• REQUIRED WORK
The records below are to be reproduced exactly, with every picture left out.

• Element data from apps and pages
● ● ●

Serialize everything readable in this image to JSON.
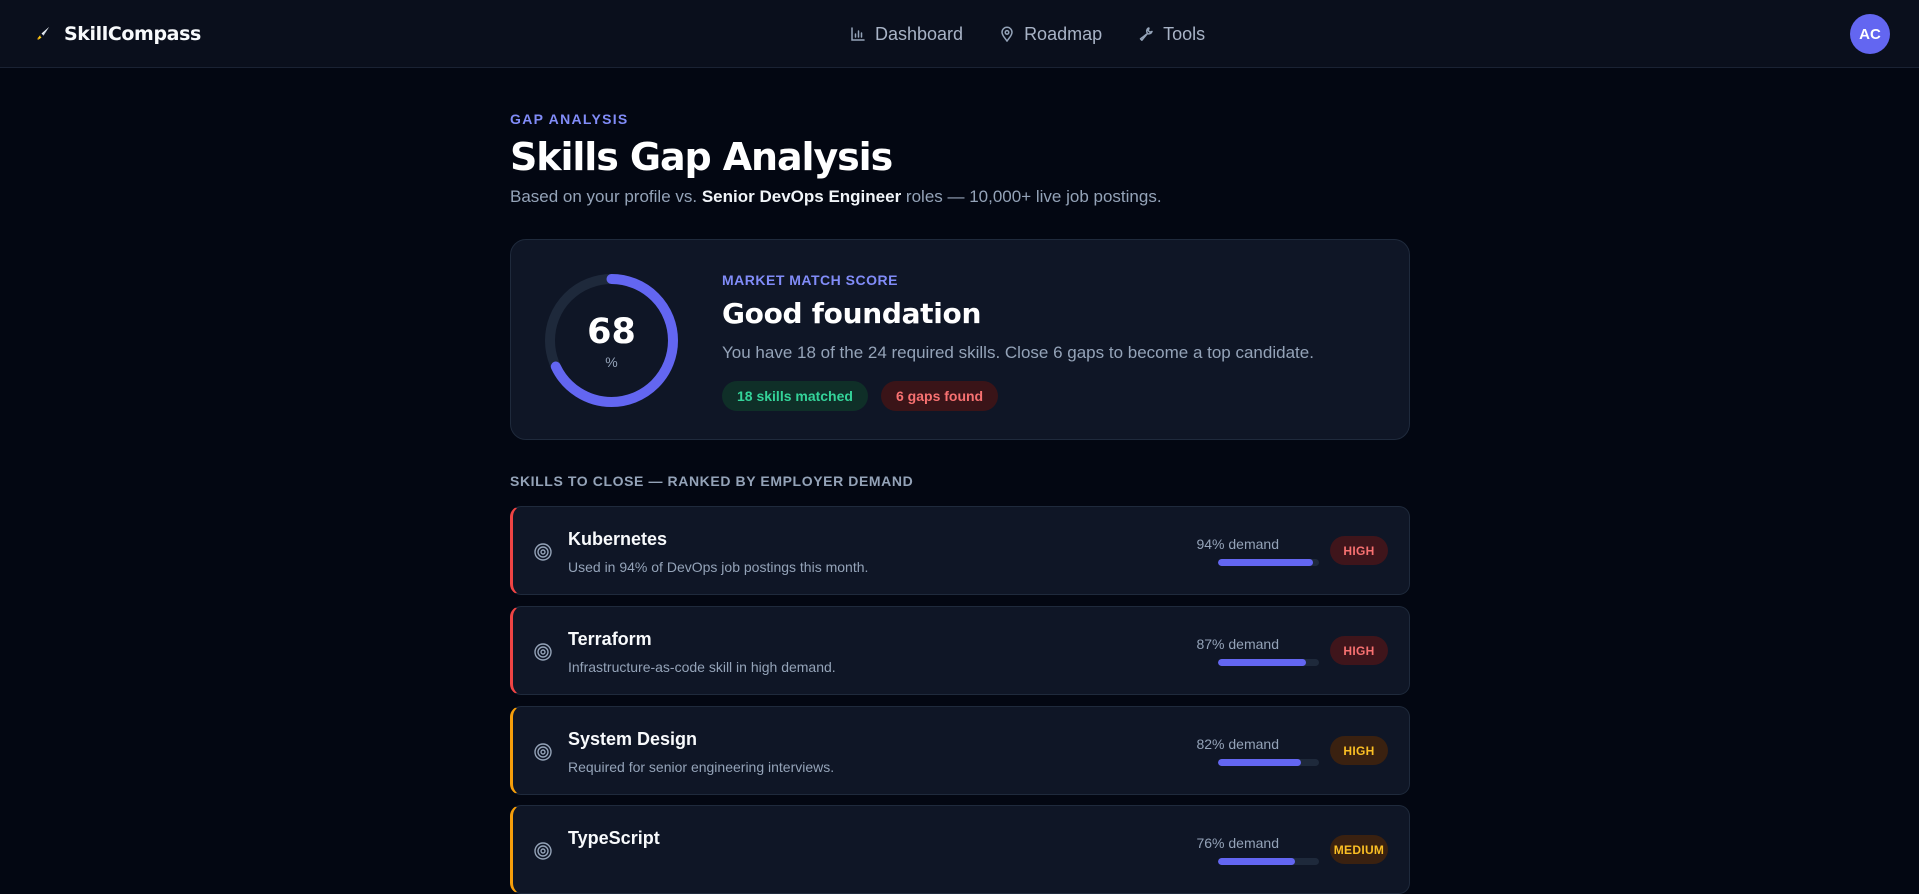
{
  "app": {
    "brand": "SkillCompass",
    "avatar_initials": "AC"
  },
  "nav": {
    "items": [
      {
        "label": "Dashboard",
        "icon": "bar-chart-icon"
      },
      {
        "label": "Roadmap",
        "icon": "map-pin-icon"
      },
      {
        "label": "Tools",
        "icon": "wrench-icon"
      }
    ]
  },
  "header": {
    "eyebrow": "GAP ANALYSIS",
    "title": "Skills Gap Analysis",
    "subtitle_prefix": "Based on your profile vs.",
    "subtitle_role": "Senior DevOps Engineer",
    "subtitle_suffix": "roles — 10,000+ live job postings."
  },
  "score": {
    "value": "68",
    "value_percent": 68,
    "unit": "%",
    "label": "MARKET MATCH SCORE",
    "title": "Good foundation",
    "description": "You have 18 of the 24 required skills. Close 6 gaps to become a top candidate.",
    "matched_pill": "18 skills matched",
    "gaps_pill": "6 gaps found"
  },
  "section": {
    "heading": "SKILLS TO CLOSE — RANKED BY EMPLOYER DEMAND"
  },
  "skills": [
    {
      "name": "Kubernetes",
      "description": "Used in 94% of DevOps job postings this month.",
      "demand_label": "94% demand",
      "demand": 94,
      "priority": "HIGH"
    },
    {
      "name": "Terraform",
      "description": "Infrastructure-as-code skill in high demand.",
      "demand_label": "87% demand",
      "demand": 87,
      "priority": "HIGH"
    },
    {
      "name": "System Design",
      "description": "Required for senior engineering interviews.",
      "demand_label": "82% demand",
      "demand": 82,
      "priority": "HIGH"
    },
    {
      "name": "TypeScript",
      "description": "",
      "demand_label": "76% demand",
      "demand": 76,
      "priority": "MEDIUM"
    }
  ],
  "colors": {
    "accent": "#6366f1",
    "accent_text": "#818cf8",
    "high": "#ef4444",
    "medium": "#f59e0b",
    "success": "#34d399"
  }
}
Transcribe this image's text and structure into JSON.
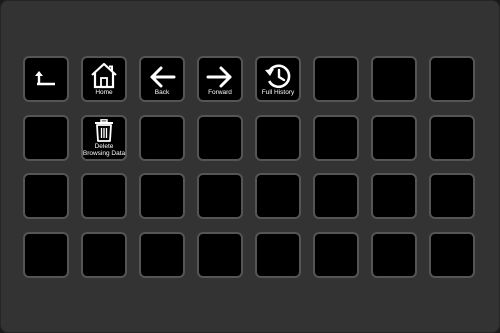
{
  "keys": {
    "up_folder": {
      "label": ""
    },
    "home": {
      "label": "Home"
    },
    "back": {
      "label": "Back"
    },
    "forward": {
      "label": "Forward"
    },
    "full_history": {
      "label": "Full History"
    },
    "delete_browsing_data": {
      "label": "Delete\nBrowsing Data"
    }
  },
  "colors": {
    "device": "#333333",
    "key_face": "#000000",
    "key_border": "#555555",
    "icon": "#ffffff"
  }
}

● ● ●

• ANSWER SPACE
Serialize everything readable in this image to JSON.
{
  "app": {
    "brand": "SkillCompass",
    "avatar_initials": "AC"
  },
  "nav": {
    "items": [
      {
        "label": "Dashboard",
        "icon": "bar-chart-icon"
      },
      {
        "label": "Roadmap",
        "icon": "map-pin-icon"
      },
      {
        "label": "Tools",
        "icon": "wrench-icon"
      }
    ]
  },
  "header": {
    "eyebrow": "GAP ANALYSIS",
    "title": "Skills Gap Analysis",
    "subtitle_prefix": "Based on your profile vs.",
    "subtitle_role": "Senior DevOps Engineer",
    "subtitle_suffix": "roles — 10,000+ live job postings."
  },
  "score": {
    "value": "68",
    "value_percent": 68,
    "unit": "%",
    "label": "MARKET MATCH SCORE",
    "title": "Good foundation",
    "description": "You have 18 of the 24 required skills. Close 6 gaps to become a top candidate.",
    "matched_pill": "18 skills matched",
    "gaps_pill": "6 gaps found"
  },
  "section": {
    "heading": "SKILLS TO CLOSE — RANKED BY EMPLOYER DEMAND"
  },
  "skills": [
    {
      "name": "Kubernetes",
      "description": "Used in 94% of DevOps job postings this month.",
      "demand_label": "94% demand",
      "demand": 94,
      "priority": "HIGH"
    },
    {
      "name": "Terraform",
      "description": "Infrastructure-as-code skill in high demand.",
      "demand_label": "87% demand",
      "demand": 87,
      "priority": "HIGH"
    },
    {
      "name": "System Design",
      "description": "Required for senior engineering interviews.",
      "demand_label": "82% demand",
      "demand": 82,
      "priority": "HIGH"
    },
    {
      "name": "TypeScript",
      "description": "",
      "demand_label": "76% demand",
      "demand": 76,
      "priority": "MEDIUM"
    }
  ],
  "colors": {
    "accent": "#6366f1",
    "accent_text": "#818cf8",
    "high": "#ef4444",
    "medium": "#f59e0b",
    "success": "#34d399"
  }
}
Transcribe this image's text and structure into JSON.
{
  "keys": {
    "up_folder": {
      "label": ""
    },
    "home": {
      "label": "Home"
    },
    "back": {
      "label": "Back"
    },
    "forward": {
      "label": "Forward"
    },
    "full_history": {
      "label": "Full History"
    },
    "delete_browsing_data": {
      "label": "Delete\nBrowsing Data"
    }
  },
  "colors": {
    "device": "#333333",
    "key_face": "#000000",
    "key_border": "#555555",
    "icon": "#ffffff"
  }
}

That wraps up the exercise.